Search the data for the string "which" and copy each line where it turns up.
*** EXERCISE INPUT
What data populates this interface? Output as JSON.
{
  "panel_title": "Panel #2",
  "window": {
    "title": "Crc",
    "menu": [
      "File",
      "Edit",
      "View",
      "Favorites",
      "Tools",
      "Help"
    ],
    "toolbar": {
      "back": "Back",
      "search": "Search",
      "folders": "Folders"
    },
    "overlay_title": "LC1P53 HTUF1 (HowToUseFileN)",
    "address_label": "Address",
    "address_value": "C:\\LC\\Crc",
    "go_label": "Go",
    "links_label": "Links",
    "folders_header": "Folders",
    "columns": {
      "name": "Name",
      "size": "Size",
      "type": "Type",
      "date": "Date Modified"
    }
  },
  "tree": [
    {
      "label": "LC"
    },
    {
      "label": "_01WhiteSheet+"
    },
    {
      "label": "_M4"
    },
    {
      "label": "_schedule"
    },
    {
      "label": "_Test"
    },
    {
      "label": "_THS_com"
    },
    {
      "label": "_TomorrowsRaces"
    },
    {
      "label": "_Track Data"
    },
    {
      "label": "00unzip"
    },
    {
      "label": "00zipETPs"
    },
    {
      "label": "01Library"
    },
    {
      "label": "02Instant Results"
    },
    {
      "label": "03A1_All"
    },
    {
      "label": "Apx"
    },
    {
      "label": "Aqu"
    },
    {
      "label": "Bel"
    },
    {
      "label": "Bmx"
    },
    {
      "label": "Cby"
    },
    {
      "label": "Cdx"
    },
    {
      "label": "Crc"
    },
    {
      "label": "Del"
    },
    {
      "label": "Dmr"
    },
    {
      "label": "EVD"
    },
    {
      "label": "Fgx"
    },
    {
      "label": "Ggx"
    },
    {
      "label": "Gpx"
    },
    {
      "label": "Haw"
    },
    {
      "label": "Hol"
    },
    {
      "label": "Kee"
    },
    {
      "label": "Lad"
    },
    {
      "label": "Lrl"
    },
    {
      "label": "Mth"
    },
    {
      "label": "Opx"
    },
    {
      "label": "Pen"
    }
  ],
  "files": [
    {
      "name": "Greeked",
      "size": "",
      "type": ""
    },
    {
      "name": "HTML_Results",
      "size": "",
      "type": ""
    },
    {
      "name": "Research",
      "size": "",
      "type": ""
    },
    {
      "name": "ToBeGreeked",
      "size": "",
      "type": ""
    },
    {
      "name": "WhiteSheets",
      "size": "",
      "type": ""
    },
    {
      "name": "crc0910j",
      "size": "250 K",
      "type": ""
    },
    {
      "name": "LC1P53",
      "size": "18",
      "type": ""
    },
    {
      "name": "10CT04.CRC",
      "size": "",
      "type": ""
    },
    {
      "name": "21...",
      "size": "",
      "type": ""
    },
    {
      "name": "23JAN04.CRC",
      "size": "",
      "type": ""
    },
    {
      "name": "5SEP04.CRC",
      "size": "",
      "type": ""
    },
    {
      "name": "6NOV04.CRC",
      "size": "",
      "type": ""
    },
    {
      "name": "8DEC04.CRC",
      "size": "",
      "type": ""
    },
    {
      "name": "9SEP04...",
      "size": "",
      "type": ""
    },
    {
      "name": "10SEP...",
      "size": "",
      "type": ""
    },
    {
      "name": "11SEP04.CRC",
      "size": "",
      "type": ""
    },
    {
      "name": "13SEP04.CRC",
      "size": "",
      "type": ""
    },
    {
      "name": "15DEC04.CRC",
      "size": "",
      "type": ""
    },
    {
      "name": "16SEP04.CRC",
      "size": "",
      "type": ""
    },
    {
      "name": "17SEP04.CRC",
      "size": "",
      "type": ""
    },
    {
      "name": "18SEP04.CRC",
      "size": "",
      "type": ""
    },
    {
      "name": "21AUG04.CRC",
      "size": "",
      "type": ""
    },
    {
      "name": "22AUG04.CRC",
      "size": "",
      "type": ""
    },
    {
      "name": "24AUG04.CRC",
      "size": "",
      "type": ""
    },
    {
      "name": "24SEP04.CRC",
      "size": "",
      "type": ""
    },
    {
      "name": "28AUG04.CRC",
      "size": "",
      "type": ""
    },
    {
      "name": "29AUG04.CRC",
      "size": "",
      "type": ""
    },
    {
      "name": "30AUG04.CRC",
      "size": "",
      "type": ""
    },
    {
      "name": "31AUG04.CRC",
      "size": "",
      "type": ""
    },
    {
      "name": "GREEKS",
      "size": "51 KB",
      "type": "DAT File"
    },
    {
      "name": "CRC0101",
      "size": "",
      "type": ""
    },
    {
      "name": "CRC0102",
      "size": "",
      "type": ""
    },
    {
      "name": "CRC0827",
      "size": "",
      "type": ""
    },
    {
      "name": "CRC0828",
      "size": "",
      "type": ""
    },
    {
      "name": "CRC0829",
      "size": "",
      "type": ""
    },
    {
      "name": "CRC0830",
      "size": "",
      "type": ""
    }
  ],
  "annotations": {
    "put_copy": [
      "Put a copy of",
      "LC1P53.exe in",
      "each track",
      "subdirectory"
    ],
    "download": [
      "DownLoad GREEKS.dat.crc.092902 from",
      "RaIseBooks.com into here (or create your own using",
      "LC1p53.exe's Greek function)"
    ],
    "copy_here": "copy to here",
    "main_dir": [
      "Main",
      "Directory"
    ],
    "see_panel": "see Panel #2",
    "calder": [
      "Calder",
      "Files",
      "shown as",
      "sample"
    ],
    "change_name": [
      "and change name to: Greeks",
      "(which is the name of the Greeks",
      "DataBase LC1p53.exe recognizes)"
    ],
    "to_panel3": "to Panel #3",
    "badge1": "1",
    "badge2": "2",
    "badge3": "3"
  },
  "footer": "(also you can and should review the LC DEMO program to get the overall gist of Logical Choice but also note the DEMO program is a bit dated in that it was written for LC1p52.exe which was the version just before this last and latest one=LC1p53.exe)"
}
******
#### [THE COMPLETED TASK]
      "(which is the name of the Greeks",
  "footer": "(also you can and should review the LC DEMO program to get the overall gist of Logical Choice but also note the DEMO program is a bit dated in that it was written for LC1p52.exe which was the version just before this last and latest one=LC1p53.exe)"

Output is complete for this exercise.